Luckily explorations. She gave me what seemed like mountains

Luckily for me I’ve inherited much more than just the same eye color or similar shaped lips from my parents, I’ve acquired a curiosity and a passion for learning. My father, an electrical engineer, taught my siblings and I to explore the world with curious eyes, constantly seeking to learn more, not to just memorize material but to fully understand it. I  remember watching him for hours as he built a computer for my younger brother, questioning how the parts function and what all the various symbols and lines meant. I have always been fascinated by technology and wanted to know how and why things worked the way they did.”How does this projector work?” “What’s inside this stereo?” I was never satisfied with the overly simplified answers my parents would give me to these questions. So, I discovered many answers on my own by exploring.As a child I would spend hours messing around with circuit boards, computers, appliances. I would disassemble and tinker with these items, placed conveniently for me to fix (thanks mom and dad). My mother, noticed my insatiable curiosity and encouraged my explorations. She gave me what seemed like mountains at the time of mind-opening books. Books like “Do Cats Really Have Nine Lives?; And Other Questions About Your World” allowed me to discover the appeal of creative questions and their interesting answers.My parents provided me with plenty of opportunities to learn by trial and error. I remember when my parents bought a microwave when I was around 9 years old. As they were setting up the microwave, I saw the owner’s manual and began reading it. After reading the manual front-to-back, I learned how to use a feature called “child lock,” or what I thought was more fitting, “parent lock.” I could disable the microwave by pressing a special sequence of buttons, which would protect my parents from the dangers of using the microwave without my supervision. When I was 12, my parents bought a computer for $25 from a local thrift store with the intention of letting me loose on it. Motivated by curiosity, I began dissembling it at once and learned how everything worked. I learned how to use every feature on the computer’s operating system.My passion for learning new things is due to the early influences of my parents and childhood experiences which have fueled my curiosity inside and outside the classroom — learning from everything I do. I hope to continue applying this to all aspects of my life, exploring the world through the eyes of my childhood self.
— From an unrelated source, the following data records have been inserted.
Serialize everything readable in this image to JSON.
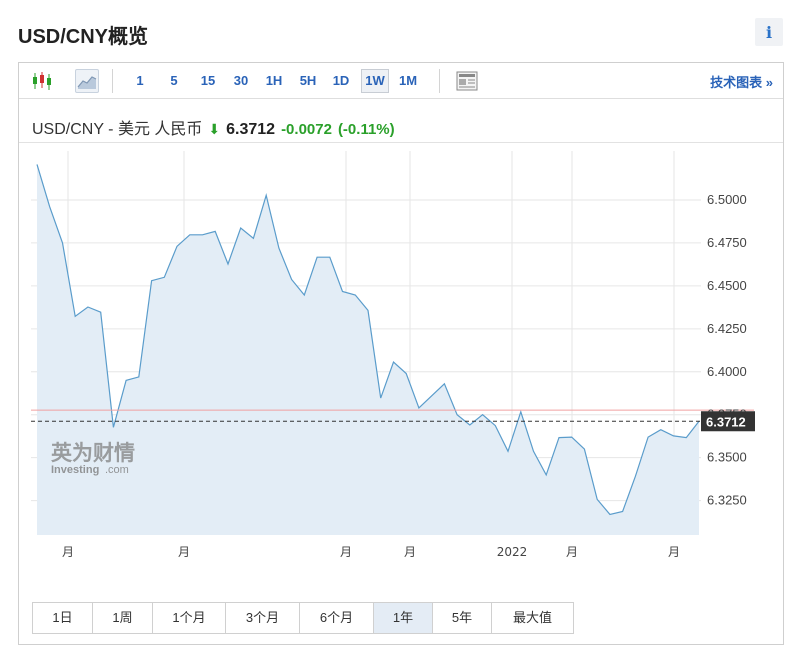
{
  "header": {
    "title": "USD/CNY概览",
    "info_label": "i"
  },
  "toolbar": {
    "intervals": [
      "1",
      "5",
      "15",
      "30",
      "1H",
      "5H",
      "1D",
      "1W",
      "1M"
    ],
    "active_interval": "1W",
    "tech_link": "技术图表 »"
  },
  "quote": {
    "name": "USD/CNY - 美元 人民币",
    "price": "6.3712",
    "change": "-0.0072",
    "change_pct": "(-0.11%)",
    "change_color": "#2aa02a"
  },
  "watermark": {
    "cn": "英为财情",
    "en": "Investing",
    "en_suffix": ".com"
  },
  "range_buttons": [
    "1日",
    "1周",
    "1个月",
    "3个月",
    "6个月",
    "1年",
    "5年",
    "最大值"
  ],
  "active_range": "1年",
  "chart_data": {
    "type": "area",
    "yticks": [
      "6.3250",
      "6.3500",
      "6.3750",
      "6.4000",
      "6.4250",
      "6.4500",
      "6.4750",
      "6.5000"
    ],
    "ylim": [
      6.305,
      6.525
    ],
    "x_labels": [
      "月",
      "月",
      "月",
      "月",
      "2022",
      "月",
      "月"
    ],
    "last_price_label": "6.3712",
    "last_price": 6.3712,
    "reference_level": 6.3777,
    "series": [
      {
        "values": [
          6.5207,
          6.496,
          6.475,
          6.4323,
          6.4377,
          6.4347,
          6.3677,
          6.395,
          6.397,
          6.453,
          6.455,
          6.473,
          6.4797,
          6.4797,
          6.4817,
          6.4627,
          6.4837,
          6.4777,
          6.5027,
          6.472,
          6.4537,
          6.4447,
          6.4667,
          6.4667,
          6.4467,
          6.4447,
          6.4357,
          6.3847,
          6.4057,
          6.399,
          6.379,
          6.386,
          6.393,
          6.375,
          6.369,
          6.375,
          6.3687,
          6.3537,
          6.3767,
          6.3537,
          6.34,
          6.3617,
          6.362,
          6.355,
          6.3257,
          6.317,
          6.3187,
          6.339,
          6.362,
          6.3663,
          6.3627,
          6.3617,
          6.3712
        ]
      }
    ],
    "colors": {
      "line": "#5a9ccb",
      "fill": "#e3edf6",
      "reference": "#f0a0a0",
      "last_box": "#333333"
    }
  }
}
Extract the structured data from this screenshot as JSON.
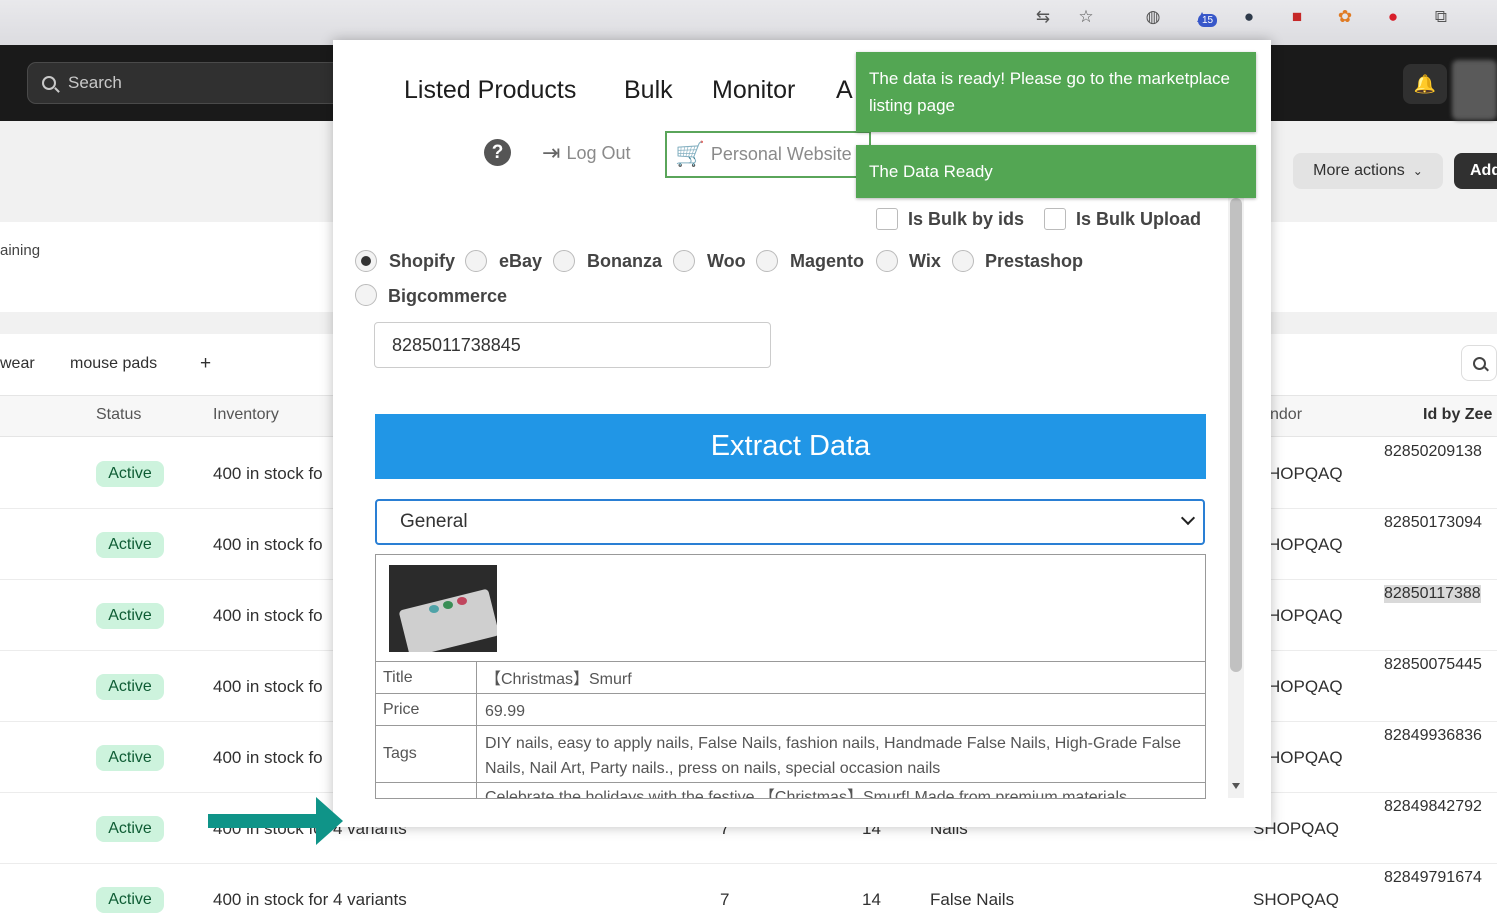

For $25 my parents allowed me to discover my passion for Computer Science and Software Engineering, igniting a fire inside me that has yet to burn out.